Olbia, Sarmatia, Cast Æ, Gorgon & Eagle, Huge!
Cast Æ; 66mm/78.1gm - Ca. 437-410 BC
Con/ An impressive and gigantic piece, well cast, with a beautiful and untouched dark brown patina with sand fill; some loss of casting detail on the reverse, otherwise, Extremely Fine.
Obv/ Facing gorgoneion with full cheeks, triangular chin and protruding tongue
Rev/ Sea eagle flying right, wings spread, holding in its talons a dolphin right; A-P-I-X in angles formed by wings
Ref/ SNG BM Black Sea 383; Anokhin 168

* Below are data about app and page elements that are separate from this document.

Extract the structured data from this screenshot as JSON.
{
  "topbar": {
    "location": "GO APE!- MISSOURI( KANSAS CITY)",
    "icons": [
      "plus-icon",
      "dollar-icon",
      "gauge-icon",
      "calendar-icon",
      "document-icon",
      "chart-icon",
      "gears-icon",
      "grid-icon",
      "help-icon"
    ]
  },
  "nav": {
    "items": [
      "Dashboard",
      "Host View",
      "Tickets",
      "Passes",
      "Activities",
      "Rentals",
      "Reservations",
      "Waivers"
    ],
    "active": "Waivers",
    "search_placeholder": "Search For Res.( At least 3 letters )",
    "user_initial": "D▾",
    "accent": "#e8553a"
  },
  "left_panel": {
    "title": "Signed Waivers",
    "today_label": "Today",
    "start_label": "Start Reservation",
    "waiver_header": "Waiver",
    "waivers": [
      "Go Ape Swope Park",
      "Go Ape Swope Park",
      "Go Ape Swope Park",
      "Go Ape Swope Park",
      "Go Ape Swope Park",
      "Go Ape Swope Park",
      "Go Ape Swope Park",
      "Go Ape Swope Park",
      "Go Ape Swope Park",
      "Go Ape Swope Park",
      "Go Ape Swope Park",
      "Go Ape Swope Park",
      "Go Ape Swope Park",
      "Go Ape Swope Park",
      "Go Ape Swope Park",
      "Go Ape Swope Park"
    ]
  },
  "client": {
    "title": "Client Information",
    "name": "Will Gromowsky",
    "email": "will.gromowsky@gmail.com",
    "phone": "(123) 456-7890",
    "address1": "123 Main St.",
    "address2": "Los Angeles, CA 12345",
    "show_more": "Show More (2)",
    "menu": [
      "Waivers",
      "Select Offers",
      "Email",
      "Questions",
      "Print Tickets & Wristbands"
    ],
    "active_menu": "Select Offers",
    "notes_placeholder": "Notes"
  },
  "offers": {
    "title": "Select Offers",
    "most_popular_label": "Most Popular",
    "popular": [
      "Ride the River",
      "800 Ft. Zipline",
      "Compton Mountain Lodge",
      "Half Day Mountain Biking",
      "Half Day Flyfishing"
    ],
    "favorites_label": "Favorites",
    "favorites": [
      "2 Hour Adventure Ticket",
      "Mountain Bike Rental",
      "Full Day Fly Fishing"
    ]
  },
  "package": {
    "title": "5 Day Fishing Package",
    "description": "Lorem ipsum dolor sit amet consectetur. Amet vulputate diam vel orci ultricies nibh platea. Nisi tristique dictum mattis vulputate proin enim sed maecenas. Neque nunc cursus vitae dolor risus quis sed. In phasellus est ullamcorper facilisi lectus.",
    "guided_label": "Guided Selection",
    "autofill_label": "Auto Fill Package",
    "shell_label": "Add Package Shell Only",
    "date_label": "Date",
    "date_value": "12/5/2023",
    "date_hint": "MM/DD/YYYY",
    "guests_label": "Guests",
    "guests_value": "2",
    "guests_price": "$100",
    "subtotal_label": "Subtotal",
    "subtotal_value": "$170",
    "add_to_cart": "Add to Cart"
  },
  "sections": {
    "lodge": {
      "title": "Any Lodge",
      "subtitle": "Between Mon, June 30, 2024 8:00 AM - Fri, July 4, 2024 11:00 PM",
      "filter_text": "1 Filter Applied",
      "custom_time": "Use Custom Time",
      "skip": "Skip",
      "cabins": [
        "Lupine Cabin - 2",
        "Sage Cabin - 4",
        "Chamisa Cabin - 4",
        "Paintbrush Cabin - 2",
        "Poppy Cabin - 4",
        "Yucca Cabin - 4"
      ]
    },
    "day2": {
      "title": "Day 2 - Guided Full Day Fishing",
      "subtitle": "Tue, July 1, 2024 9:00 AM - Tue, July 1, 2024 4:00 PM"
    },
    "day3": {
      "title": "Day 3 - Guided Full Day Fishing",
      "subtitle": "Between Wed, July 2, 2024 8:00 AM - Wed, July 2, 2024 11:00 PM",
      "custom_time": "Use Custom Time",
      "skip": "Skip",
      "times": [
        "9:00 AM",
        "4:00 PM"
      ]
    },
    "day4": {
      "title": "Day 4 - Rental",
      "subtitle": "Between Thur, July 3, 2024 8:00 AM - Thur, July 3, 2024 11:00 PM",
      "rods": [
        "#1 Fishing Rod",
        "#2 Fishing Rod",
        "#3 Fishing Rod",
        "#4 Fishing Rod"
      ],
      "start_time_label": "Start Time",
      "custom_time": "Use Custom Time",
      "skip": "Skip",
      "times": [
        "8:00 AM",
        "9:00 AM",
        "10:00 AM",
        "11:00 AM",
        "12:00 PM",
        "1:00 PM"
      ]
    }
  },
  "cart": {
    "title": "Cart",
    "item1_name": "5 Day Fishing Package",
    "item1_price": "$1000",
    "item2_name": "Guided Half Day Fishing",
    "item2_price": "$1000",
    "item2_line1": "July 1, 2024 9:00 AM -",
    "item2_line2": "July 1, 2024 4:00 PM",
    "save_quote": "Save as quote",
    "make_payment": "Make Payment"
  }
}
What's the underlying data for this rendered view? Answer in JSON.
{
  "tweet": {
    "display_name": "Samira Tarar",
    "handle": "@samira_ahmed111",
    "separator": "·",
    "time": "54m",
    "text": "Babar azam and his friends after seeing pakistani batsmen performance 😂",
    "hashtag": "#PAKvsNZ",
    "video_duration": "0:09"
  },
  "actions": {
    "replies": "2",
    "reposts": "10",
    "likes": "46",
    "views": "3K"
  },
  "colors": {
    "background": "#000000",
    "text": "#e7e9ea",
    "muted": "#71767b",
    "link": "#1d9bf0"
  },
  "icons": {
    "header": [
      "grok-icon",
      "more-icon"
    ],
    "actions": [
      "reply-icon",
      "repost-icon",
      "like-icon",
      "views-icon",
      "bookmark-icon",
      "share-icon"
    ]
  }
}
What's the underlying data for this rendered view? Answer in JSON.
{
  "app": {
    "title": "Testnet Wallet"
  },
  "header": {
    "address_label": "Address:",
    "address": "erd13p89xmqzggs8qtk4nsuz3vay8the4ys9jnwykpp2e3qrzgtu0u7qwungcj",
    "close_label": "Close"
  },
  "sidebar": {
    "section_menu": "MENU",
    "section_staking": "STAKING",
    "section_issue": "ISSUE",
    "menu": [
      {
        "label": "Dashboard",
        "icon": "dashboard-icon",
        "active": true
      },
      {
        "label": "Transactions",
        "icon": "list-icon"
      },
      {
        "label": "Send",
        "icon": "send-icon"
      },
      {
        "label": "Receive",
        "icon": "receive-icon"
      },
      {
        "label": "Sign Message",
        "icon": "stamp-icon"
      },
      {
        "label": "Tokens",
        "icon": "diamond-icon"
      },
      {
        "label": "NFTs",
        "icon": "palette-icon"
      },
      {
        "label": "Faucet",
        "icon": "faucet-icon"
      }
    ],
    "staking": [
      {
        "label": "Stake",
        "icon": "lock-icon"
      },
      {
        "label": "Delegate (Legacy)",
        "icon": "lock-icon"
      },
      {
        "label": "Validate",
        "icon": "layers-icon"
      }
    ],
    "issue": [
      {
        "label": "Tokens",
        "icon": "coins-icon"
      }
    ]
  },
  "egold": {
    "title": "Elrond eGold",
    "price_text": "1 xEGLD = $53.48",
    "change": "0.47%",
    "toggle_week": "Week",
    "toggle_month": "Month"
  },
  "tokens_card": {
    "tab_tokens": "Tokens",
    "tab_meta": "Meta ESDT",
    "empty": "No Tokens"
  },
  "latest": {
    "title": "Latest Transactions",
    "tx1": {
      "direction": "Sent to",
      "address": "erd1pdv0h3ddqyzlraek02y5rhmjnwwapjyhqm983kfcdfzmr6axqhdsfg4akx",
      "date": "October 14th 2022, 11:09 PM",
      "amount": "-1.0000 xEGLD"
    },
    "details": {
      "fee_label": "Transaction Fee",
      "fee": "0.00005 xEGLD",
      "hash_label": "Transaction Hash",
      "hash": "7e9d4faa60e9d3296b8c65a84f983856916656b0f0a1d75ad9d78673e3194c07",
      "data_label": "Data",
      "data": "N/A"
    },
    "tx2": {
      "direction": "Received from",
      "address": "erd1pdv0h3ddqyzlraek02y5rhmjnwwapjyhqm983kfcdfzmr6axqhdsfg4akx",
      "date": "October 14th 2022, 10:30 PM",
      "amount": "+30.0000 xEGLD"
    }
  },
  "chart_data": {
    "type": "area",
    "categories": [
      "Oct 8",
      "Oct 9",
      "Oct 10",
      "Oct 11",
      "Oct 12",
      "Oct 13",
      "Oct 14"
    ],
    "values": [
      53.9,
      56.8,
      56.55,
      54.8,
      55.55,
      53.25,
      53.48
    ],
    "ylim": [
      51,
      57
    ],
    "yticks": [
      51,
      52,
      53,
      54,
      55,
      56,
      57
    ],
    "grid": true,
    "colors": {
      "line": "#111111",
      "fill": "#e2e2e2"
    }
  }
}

Seller's Note/ The impressive cast bronzes of Olbia on the Black Sea in many ways presaged the development of the Aes Grave coinage in Italy, although the regions were separated by more than 1,000 miles. Olbia, a colony of Miletus located at the junction of the Hyspanis and Borysthenes rivers in the wilds of Scythia, grew prosperous on trade between the nomadic Scythians and the Greeks. It employed a unique form of coinage consisting of cast bronzes of various sizes and shapes. The smallest Olbian bronzes were made in the shape of dolphins; larger denominations bore a facing gorgon's head backed by a sea eagle clutching a dolphin. Like the early Romans, the Olbians apparently traded these pieces at "true," as opposed to token value, meaning the largest denominations were truly immense and heavy, as seen with this extraordinary piece.